So when I was unemployed and found myself with an excess of time on my hands, it was easy to think of what organization to contact. My grandpa, my dad, both connected to this organization in their own way. Also, it’s a job that takes almost zero training. You go and give the organization your driving information, proof of insurance and drivers license. Someone takes you on a dry run, introduces you to the people on your route. That’s it. So I felt like if I got a job and couldn’t volunteer any more, it wouldn’t be such a hardship to the organization. So I signed up. And you know what? Once I got past the first two or three weeks of feeling lost in an unfamiliar neighborhood, I discovered that I really, really liked it. I found that Thursday was my favorite day of the week. I liked getting out of the house (sometimes difficult when you’re unemployed). I liked feeling needed. I liked the cheerful faces of the people on my route, who remembered my name and were always glad to see me. I found myself enjoying driving around and listening to music and spending a couple of hours in the mild California weather. So when I was rehired by my old employer, I asked if I could keep my route, if I could take a long lunch one day a week to do this thing. If it were a busy day, I would work late, and if it interfered with meetings or whatever, I would call and ask for a substitute driver. And thankfully, my boss said yes, no problem. So I continue to go, every Thursday, bringing lunch and a little conversation to the people on my route. Enjoying their company and thankful for them, for their grace and kindness.

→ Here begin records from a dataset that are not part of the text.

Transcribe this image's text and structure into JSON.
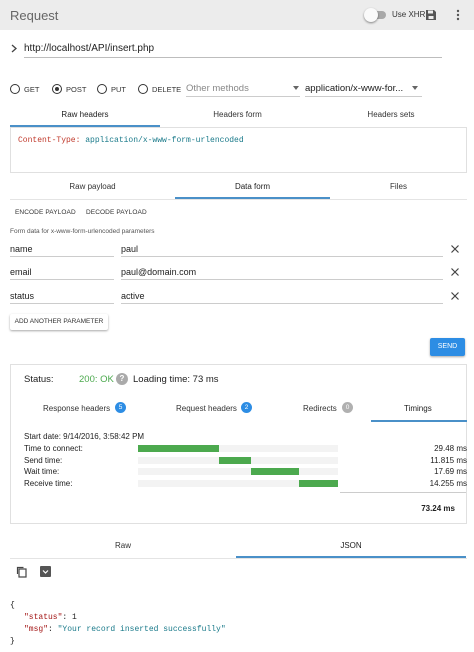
{
  "header": {
    "title": "Request",
    "xhr_label": "Use XHR"
  },
  "url": {
    "value": "http://localhost/API/insert.php"
  },
  "methods": {
    "options": [
      "GET",
      "POST",
      "PUT",
      "DELETE"
    ],
    "selected": "POST",
    "other_placeholder": "Other methods",
    "content_type": "application/x-www-for..."
  },
  "header_tabs": [
    "Raw headers",
    "Headers form",
    "Headers sets"
  ],
  "raw_headers": {
    "key": "Content-Type:",
    "value": " application/x-www-form-urlencoded"
  },
  "payload_tabs": [
    "Raw payload",
    "Data form",
    "Files"
  ],
  "payload_buttons": [
    "ENCODE PAYLOAD",
    "DECODE PAYLOAD"
  ],
  "form": {
    "caption": "Form data for x-www-form-urlencoded parameters",
    "params": [
      {
        "name": "name",
        "value": "paul"
      },
      {
        "name": "email",
        "value": "paul@domain.com"
      },
      {
        "name": "status",
        "value": "active"
      }
    ],
    "add_label": "ADD ANOTHER PARAMETER"
  },
  "send_label": "SEND",
  "response": {
    "status_label": "Status:",
    "status_value": "200: OK",
    "loading_label": "Loading time: 73 ms",
    "tabs": [
      {
        "label": "Response headers",
        "count": "5"
      },
      {
        "label": "Request headers",
        "count": "2"
      },
      {
        "label": "Redirects",
        "count": "0"
      },
      {
        "label": "Timings",
        "count": ""
      }
    ],
    "timings": {
      "start": "Start date: 9/14/2016, 3:58:42 PM",
      "rows": [
        {
          "label": "Time to connect:",
          "value": "29.48 ms",
          "ms": 29.48
        },
        {
          "label": "Send time:",
          "value": "11.815 ms",
          "ms": 11.815
        },
        {
          "label": "Wait time:",
          "value": "17.69 ms",
          "ms": 17.69
        },
        {
          "label": "Receive time:",
          "value": "14.255 ms",
          "ms": 14.255
        }
      ],
      "total": "73.24 ms",
      "total_ms": 73.24
    },
    "body_tabs": [
      "Raw",
      "JSON"
    ],
    "json_lines": [
      "{",
      "\"status\"",
      ": 1",
      "\"msg\"",
      ": ",
      "\"Your record inserted successfully\"",
      "}"
    ]
  },
  "colors": {
    "accent": "#2d8de4",
    "ok": "#4ca94e",
    "json_key": "#a31515",
    "json_string": "#1a7a8a"
  }
}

Today is a benefit at our local Meals-On-Wheels, called Bay Area Dine Out, where select restaurants have agreed to donate a minimum of 10% of the day’s proceeds to the local Meals-on-Wheels organizations. The participating counties are: Alameda, Contra Costa, Marin, San Francisco, San Mateo, Santa Clara, and Solano. If you’re local, please consider checking out the participating restaurants tonight, and thank them for their generosity in donating to such a wonderful cause. If you’re not local, perhaps consider finding out if your local chapter has a similar fundraiser, or maybe just send them a small donation. Any amount helps. Really.